TASK OBJECTIVE - Please tally every line in the listing below where the word "name" appears, then give the number and nothing more.

_ _ _ _

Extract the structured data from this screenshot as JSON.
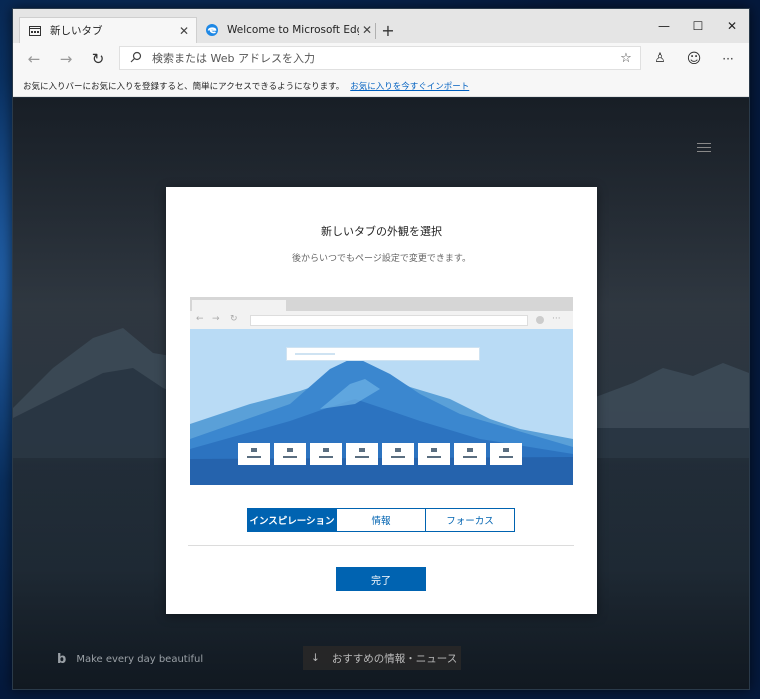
{
  "browser": {
    "tabs": [
      {
        "title": "新しいタブ",
        "icon": "new-tab-page-icon",
        "active": true
      },
      {
        "title": "Welcome to Microsoft Edge Dev",
        "icon": "edge-icon",
        "active": false
      }
    ],
    "new_tab_symbol": "+",
    "window_controls": {
      "minimize": "—",
      "maximize": "☐",
      "close": "✕"
    },
    "address_placeholder": "検索または Web アドレスを入力",
    "nav": {
      "back": "←",
      "forward": "→",
      "refresh": "↻"
    },
    "toolbar": {
      "favorite": "☆",
      "profile": "♙",
      "feedback": "☺",
      "more": "···"
    }
  },
  "favorites_bar": {
    "message": "お気に入りバーにお気に入りを登録すると、簡単にアクセスできるようになります。",
    "link": "お気に入りを今すぐインポート"
  },
  "page": {
    "bing_mark": "b",
    "tagline": "Make every day beautiful",
    "news_button": "おすすめの情報・ニュース",
    "news_arrow": "↓"
  },
  "modal": {
    "title": "新しいタブの外観を選択",
    "subtitle": "後からいつでもページ設定で変更できます。",
    "options": [
      "インスピレーション",
      "情報",
      "フォーカス"
    ],
    "selected_option": "インスピレーション",
    "done_button": "完了",
    "preview_tile_count": 8
  },
  "colors": {
    "accent": "#0063b1",
    "link": "#0060c0"
  }
}
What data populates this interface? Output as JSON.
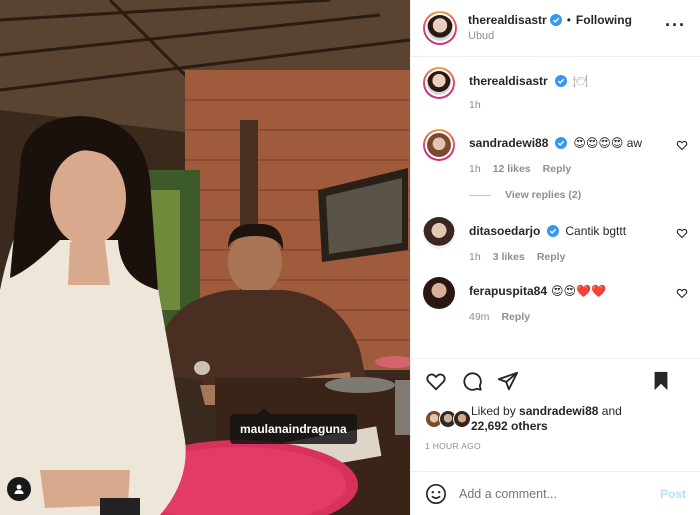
{
  "post": {
    "author": "therealdisastr",
    "follow_state": "Following",
    "location": "Ubud",
    "more_icon": "more-horizontal-icon"
  },
  "photo": {
    "tagged_user": "maulanaindraguna"
  },
  "caption": {
    "author": "therealdisastr",
    "text": "🍽",
    "time": "1h"
  },
  "comments": [
    {
      "author": "sandradewi88",
      "verified": true,
      "text": "😍😍😍😍 aw",
      "time": "1h",
      "likes": "12 likes",
      "reply": "Reply",
      "view_replies": "View replies (2)"
    },
    {
      "author": "ditasoedarjo",
      "verified": true,
      "text": "Cantik bgttt",
      "time": "1h",
      "likes": "3 likes",
      "reply": "Reply"
    },
    {
      "author": "ferapuspita84",
      "verified": false,
      "text": "😍😍❤️❤️",
      "time": "49m",
      "reply": "Reply"
    }
  ],
  "liked_by": {
    "prefix": "Liked by",
    "user": "sandradewi88",
    "and": "and",
    "others": "22,692 others"
  },
  "time_ago": "1 HOUR AGO",
  "add_comment": {
    "placeholder": "Add a comment...",
    "post_label": "Post"
  },
  "colors": {
    "verified": "#3897f0",
    "post_disabled": "#b2dffc",
    "meta": "#8e8e8e"
  }
}
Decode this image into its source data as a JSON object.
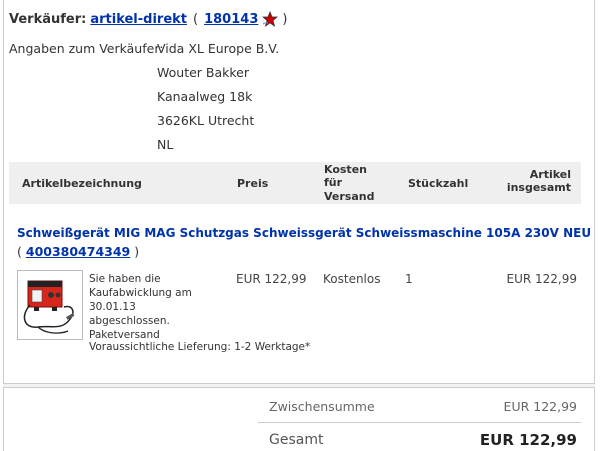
{
  "seller": {
    "label": "Verkäufer:",
    "name": "artikel-direkt",
    "open_paren": "(",
    "rating": "180143",
    "close_paren": ")",
    "star_color": "#cc0000"
  },
  "seller_info": {
    "label": "Angaben zum Verkäufer:",
    "address_lines": [
      "Vida XL Europe B.V.",
      "Wouter Bakker",
      "Kanaalweg 18k",
      "3626KL Utrecht",
      "NL"
    ]
  },
  "table_headers": {
    "item": "Artikelbezeichnung",
    "price": "Preis",
    "shipping_line1": "Kosten",
    "shipping_line2": "für",
    "shipping_line3": "Versand",
    "quantity": "Stückzahl",
    "total_line1": "Artikel",
    "total_line2": "insgesamt"
  },
  "item": {
    "title": "Schweißgerät MIG MAG Schutzgas Schweissgerät Schweissmaschine 105A 230V NEU",
    "open_paren": "(",
    "number": "400380474349",
    "close_paren": ")",
    "desc_line1": "Sie haben die",
    "desc_line2": "Kaufabwicklung am 30.01.13",
    "desc_line3": "abgeschlossen.",
    "desc_line4": "Paketversand",
    "price": "EUR 122,99",
    "shipping": "Kostenlos",
    "quantity": "1",
    "total": "EUR 122,99",
    "delivery": "Voraussichtliche Lieferung: 1-2 Werktage*"
  },
  "summary": {
    "subtotal_label": "Zwischensumme",
    "subtotal_value": "EUR 122,99",
    "total_label": "Gesamt",
    "total_value": "EUR 122,99"
  }
}
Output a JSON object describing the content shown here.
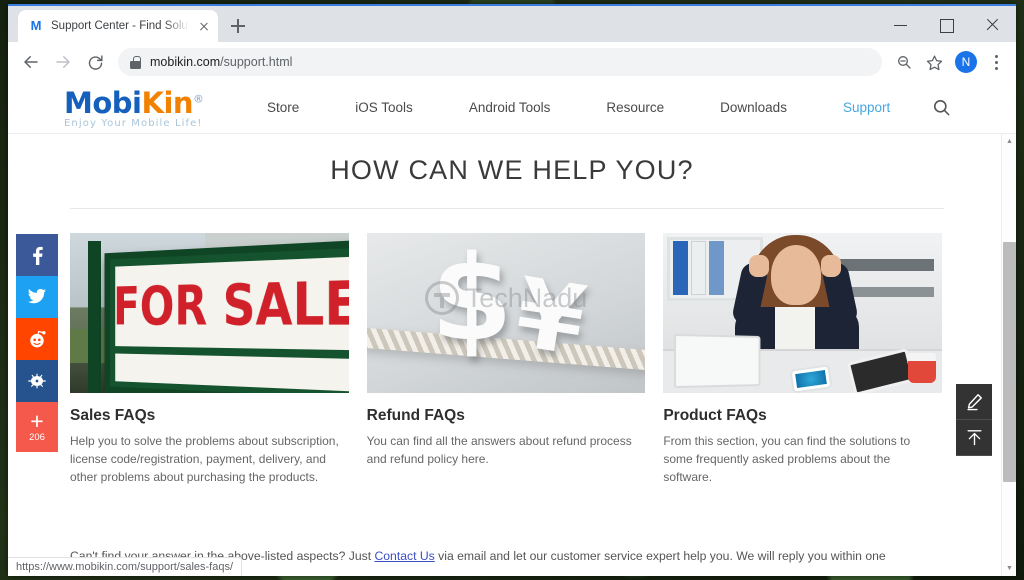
{
  "browser": {
    "tab": {
      "favicon": "m-favicon",
      "title": "Support Center - Find Solutions t"
    },
    "new_tab_label": "new-tab-icon",
    "window_controls": {
      "minimize": "minimize-icon",
      "maximize": "maximize-icon",
      "close": "close-icon"
    },
    "omnibox": {
      "domain": "mobikin.com",
      "path": "/support.html",
      "lock": "lock-icon"
    },
    "toolbar_icons": {
      "back": "back-arrow-icon",
      "forward": "forward-arrow-icon",
      "reload": "reload-icon",
      "zoom": "zoom-search-icon",
      "bookmark": "star-icon",
      "menu": "three-dot-menu-icon"
    },
    "profile_initial": "N",
    "status_url": "https://www.mobikin.com/support/sales-faqs/"
  },
  "site": {
    "logo": {
      "part1": "Mobi",
      "part2": "Kin",
      "registered": "®",
      "tagline": "Enjoy Your Mobile Life!"
    },
    "nav": [
      {
        "label": "Store",
        "active": false
      },
      {
        "label": "iOS Tools",
        "active": false
      },
      {
        "label": "Android Tools",
        "active": false
      },
      {
        "label": "Resource",
        "active": false
      },
      {
        "label": "Downloads",
        "active": false
      },
      {
        "label": "Support",
        "active": true
      }
    ],
    "search_icon": "search-icon"
  },
  "page": {
    "title": "HOW CAN WE HELP YOU?",
    "cards": [
      {
        "title": "Sales FAQs",
        "desc": "Help you to solve the problems about subscription, license code/registration, payment, delivery, and other problems about purchasing the products.",
        "image_alt": "for-sale-sign-photo",
        "sign_text": "FOR SALE"
      },
      {
        "title": "Refund FAQs",
        "desc": "You can find all the answers about refund process and refund policy here.",
        "image_alt": "currency-symbols-on-rope-photo",
        "watermark": "TechNadu",
        "dollar": "$",
        "yen": "¥"
      },
      {
        "title": "Product FAQs",
        "desc": "From this section, you can find the solutions to some frequently asked problems about the software.",
        "image_alt": "frustrated-woman-at-desk-photo"
      }
    ],
    "bottom_note": {
      "before": "Can't find your answer in the above-listed aspects? Just ",
      "link": "Contact Us",
      "after": " via email and let our customer service expert help you. We will reply you within one"
    }
  },
  "social": {
    "items": [
      {
        "name": "facebook",
        "glyph": "f",
        "color": "#3b5998"
      },
      {
        "name": "twitter",
        "glyph": "twitter-bird",
        "color": "#1da1f2"
      },
      {
        "name": "reddit",
        "glyph": "reddit-alien",
        "color": "#ff4500"
      },
      {
        "name": "mix",
        "glyph": "mix-icon",
        "color": "#26538d"
      }
    ],
    "share": {
      "plus": "+",
      "count": "206",
      "color": "#f4594c"
    }
  },
  "float_tools": [
    {
      "name": "edit-pencil",
      "icon": "pencil-icon"
    },
    {
      "name": "back-to-top",
      "icon": "up-arrow-icon"
    }
  ]
}
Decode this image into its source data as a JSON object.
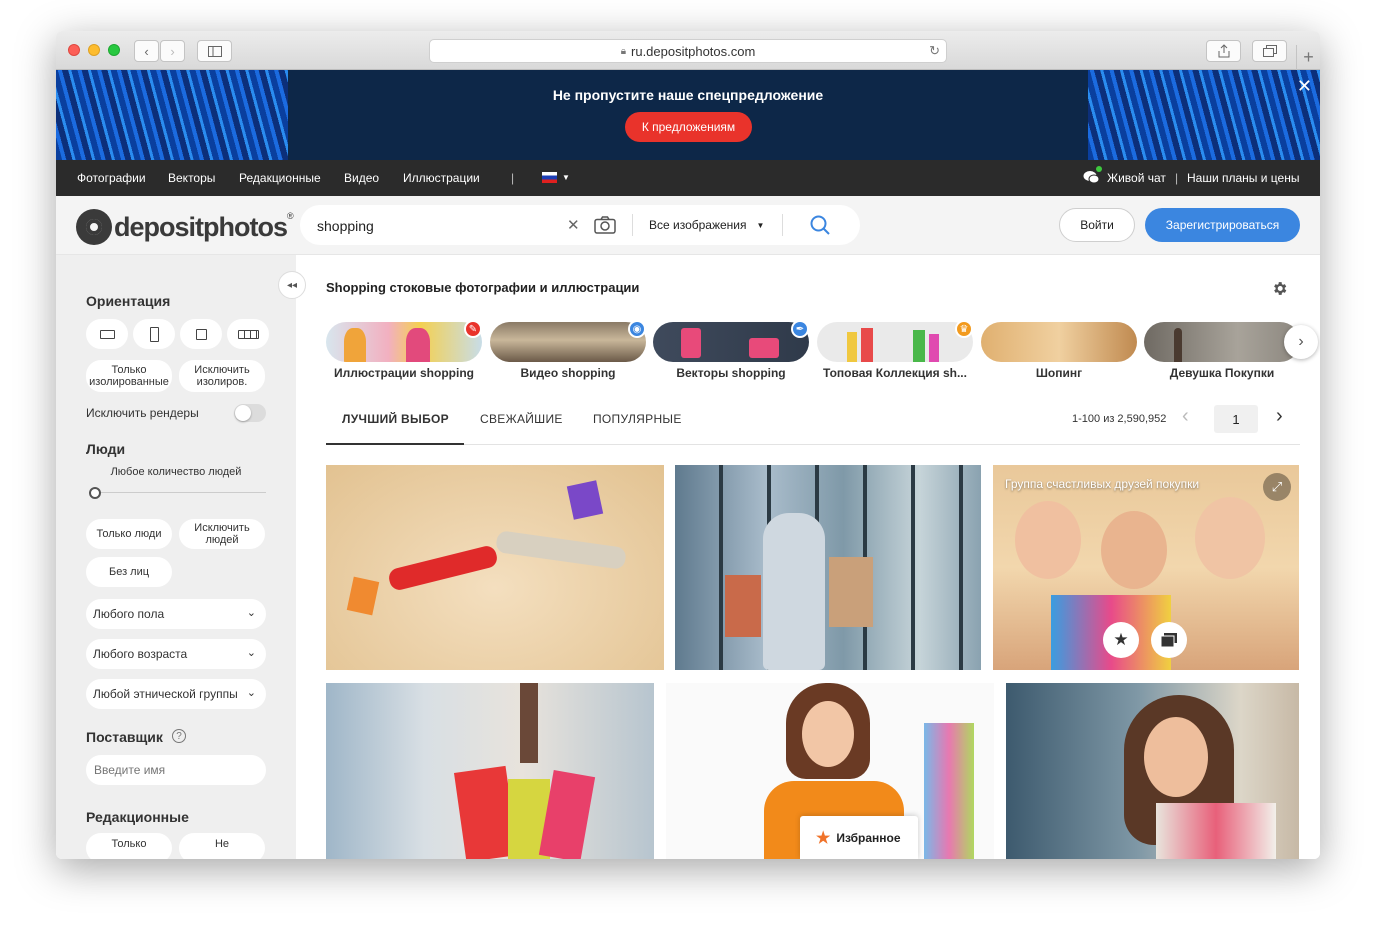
{
  "browser": {
    "url": "ru.depositphotos.com"
  },
  "banner": {
    "title": "Не пропустите наше спецпредложение",
    "cta": "К предложениям"
  },
  "topnav": {
    "items": [
      "Фотографии",
      "Векторы",
      "Редакционные",
      "Видео",
      "Иллюстрации"
    ],
    "separator": "|",
    "chat": "Живой чат",
    "plans_sep": "|",
    "plans": "Наши планы и цены"
  },
  "header": {
    "logo_text": "depositphotos",
    "logo_reg": "®",
    "search_value": "shopping",
    "search_type": "Все изображения",
    "login": "Войти",
    "register": "Зарегистрироваться"
  },
  "sidebar": {
    "orientation_title": "Ориентация",
    "only_isolated": "Только изолированные",
    "exclude_isolated": "Исключить изолиров.",
    "exclude_renders": "Исключить рендеры",
    "people_title": "Люди",
    "people_count": "Любое количество людей",
    "only_people": "Только люди",
    "exclude_people": "Исключить людей",
    "no_faces": "Без лиц",
    "gender": "Любого пола",
    "age": "Любого возраста",
    "ethnicity": "Любой этнической группы",
    "supplier_title": "Поставщик",
    "supplier_help": "?",
    "supplier_placeholder": "Введите имя",
    "editorial_title": "Редакционные",
    "editorial_only": "Только",
    "editorial_not": "Не"
  },
  "main": {
    "heading": "Shopping стоковые фотографии и иллюстрации",
    "categories": [
      {
        "label": "Иллюстрации shopping",
        "badge_color": "#e9332b"
      },
      {
        "label": "Видео shopping",
        "badge_color": "#3b86e0"
      },
      {
        "label": "Векторы shopping",
        "badge_color": "#3b86e0"
      },
      {
        "label": "Топовая Коллекция sh...",
        "badge_color": "#f29a1e"
      },
      {
        "label": "Шопинг",
        "badge_color": ""
      },
      {
        "label": "Девушка Покупки",
        "badge_color": ""
      }
    ],
    "tabs": [
      "ЛУЧШИЙ ВЫБОР",
      "СВЕЖАЙШИЕ",
      "ПОПУЛЯРНЫЕ"
    ],
    "result_count": "1-100 из 2,590,952",
    "page_number": "1",
    "hover_caption": "Группа счастливых друзей покупки",
    "favorites": "Избранное"
  }
}
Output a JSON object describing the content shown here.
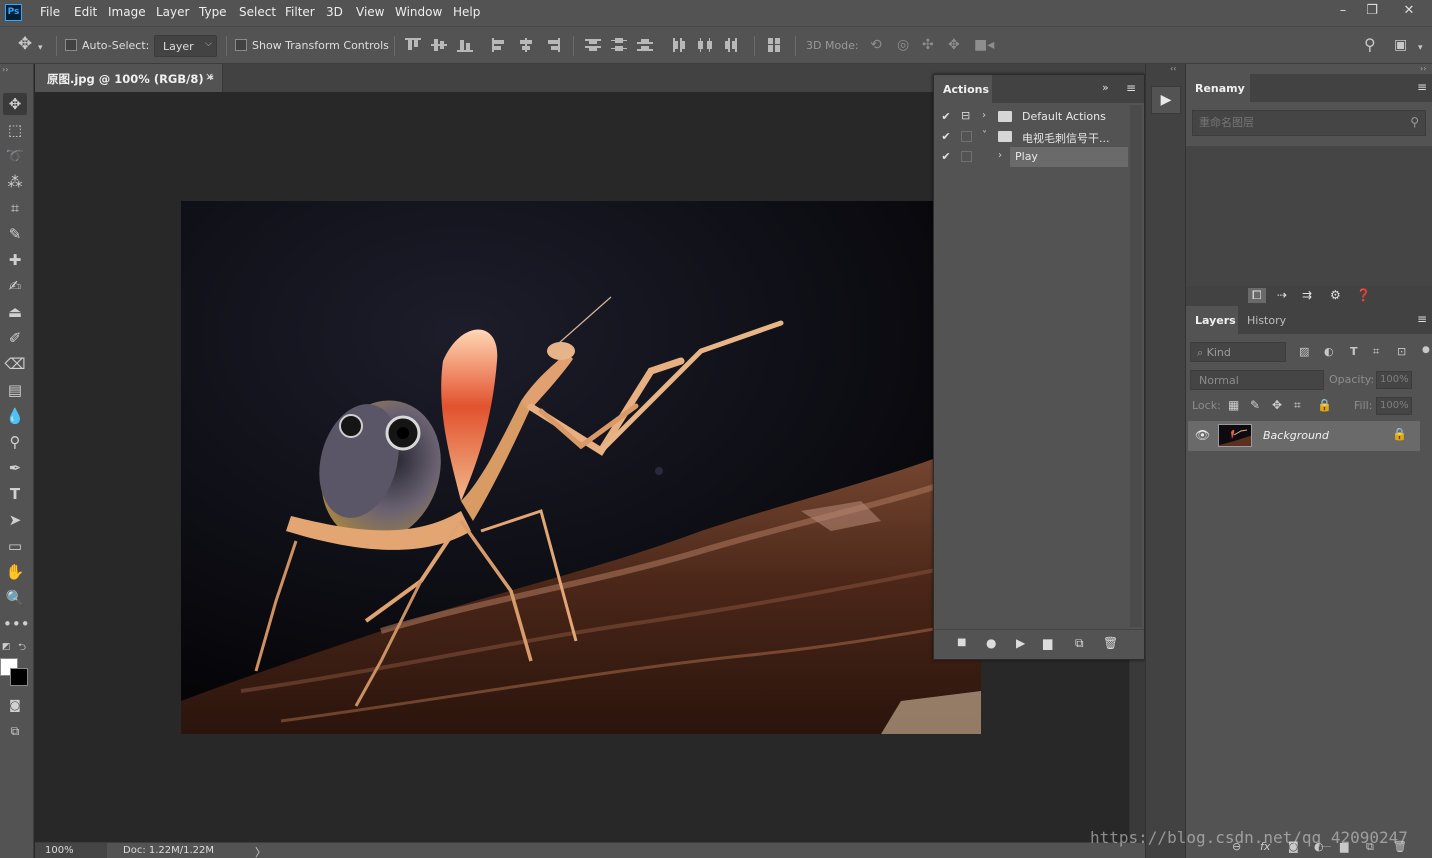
{
  "menubar": {
    "logo": "Ps",
    "items": [
      "File",
      "Edit",
      "Image",
      "Layer",
      "Type",
      "Select",
      "Filter",
      "3D",
      "View",
      "Window",
      "Help"
    ],
    "window_controls": [
      "–",
      "❐",
      "✕"
    ]
  },
  "options": {
    "auto_select_label": "Auto-Select:",
    "auto_select_checked": false,
    "auto_select_target": "Layer",
    "show_transform_label": "Show Transform Controls",
    "show_transform_checked": false,
    "three_d_mode_label": "3D Mode:"
  },
  "document": {
    "tab_label": "原图.jpg @ 100% (RGB/8) *",
    "close_icon": "×"
  },
  "status": {
    "zoom": "100%",
    "doc_info": "Doc: 1.22M/1.22M",
    "arrow": "〉"
  },
  "actions_panel": {
    "tab_label": "Actions",
    "rows": [
      {
        "checked": true,
        "twirl": "›",
        "label": "Default Actions",
        "kind": "set"
      },
      {
        "checked": true,
        "twirl": "˅",
        "label": "电视毛刺信号干...",
        "kind": "set"
      },
      {
        "checked": true,
        "twirl": "›",
        "label": "Play",
        "kind": "action"
      }
    ],
    "footer_icons": [
      "stop-icon",
      "record-icon",
      "play-icon",
      "new-set-icon",
      "new-action-icon",
      "delete-icon"
    ]
  },
  "renamy_panel": {
    "tab_label": "Renamy",
    "search_placeholder": "重命名图层"
  },
  "layers_panel": {
    "tabs": [
      "Layers",
      "History"
    ],
    "filter_kind": "⌕ Kind",
    "blend_mode": "Normal",
    "opacity_label": "Opacity:",
    "opacity_value": "100%",
    "lock_label": "Lock:",
    "fill_label": "Fill:",
    "fill_value": "100%",
    "layers": [
      {
        "name": "Background",
        "visible": true,
        "locked": true
      }
    ]
  },
  "watermark": "https://blog.csdn.net/qq_42090247",
  "colors": {
    "accent": "#31a8ff",
    "panel": "#535353",
    "canvas_bg": "#282828",
    "foreground_swatch": "#ffffff",
    "background_swatch": "#000000"
  }
}
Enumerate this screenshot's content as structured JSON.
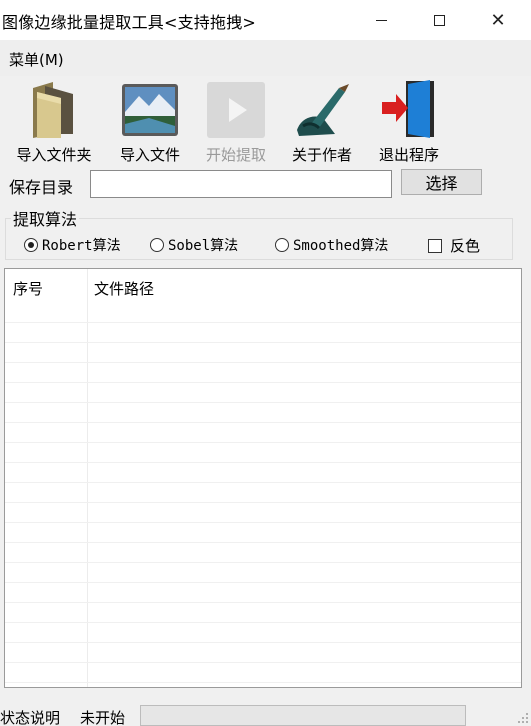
{
  "window": {
    "title": "图像边缘批量提取工具<支持拖拽>",
    "min_glyph": "",
    "close_glyph": "✕"
  },
  "menu": {
    "label": "菜单(M)"
  },
  "toolbar": {
    "items": [
      {
        "label": "导入文件夹",
        "icon": "folder-icon",
        "enabled": true
      },
      {
        "label": "导入文件",
        "icon": "image-file-icon",
        "enabled": true
      },
      {
        "label": "开始提取",
        "icon": "play-icon",
        "enabled": false
      },
      {
        "label": "关于作者",
        "icon": "pen-hand-icon",
        "enabled": true
      },
      {
        "label": "退出程序",
        "icon": "exit-door-icon",
        "enabled": true
      }
    ]
  },
  "save_dir": {
    "label": "保存目录",
    "value": "",
    "button_label": "选择"
  },
  "algorithm": {
    "group_title": "提取算法",
    "options": [
      {
        "label": "Robert算法",
        "checked": true
      },
      {
        "label": "Sobel算法",
        "checked": false
      },
      {
        "label": "Smoothed算法",
        "checked": false
      }
    ],
    "invert": {
      "label": "反色",
      "checked": false
    }
  },
  "file_list": {
    "columns": [
      "序号",
      "文件路径"
    ],
    "rows": []
  },
  "status": {
    "label": "状态说明",
    "value": "未开始",
    "progress": 0
  },
  "colors": {
    "window_bg": "#f0f0f0",
    "titlebar_bg": "#ffffff",
    "disabled_text": "#9a9a9a",
    "exit_door": "#1e7fd6",
    "exit_arrow": "#d91f1f"
  }
}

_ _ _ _

EXERCISE RESULT - 8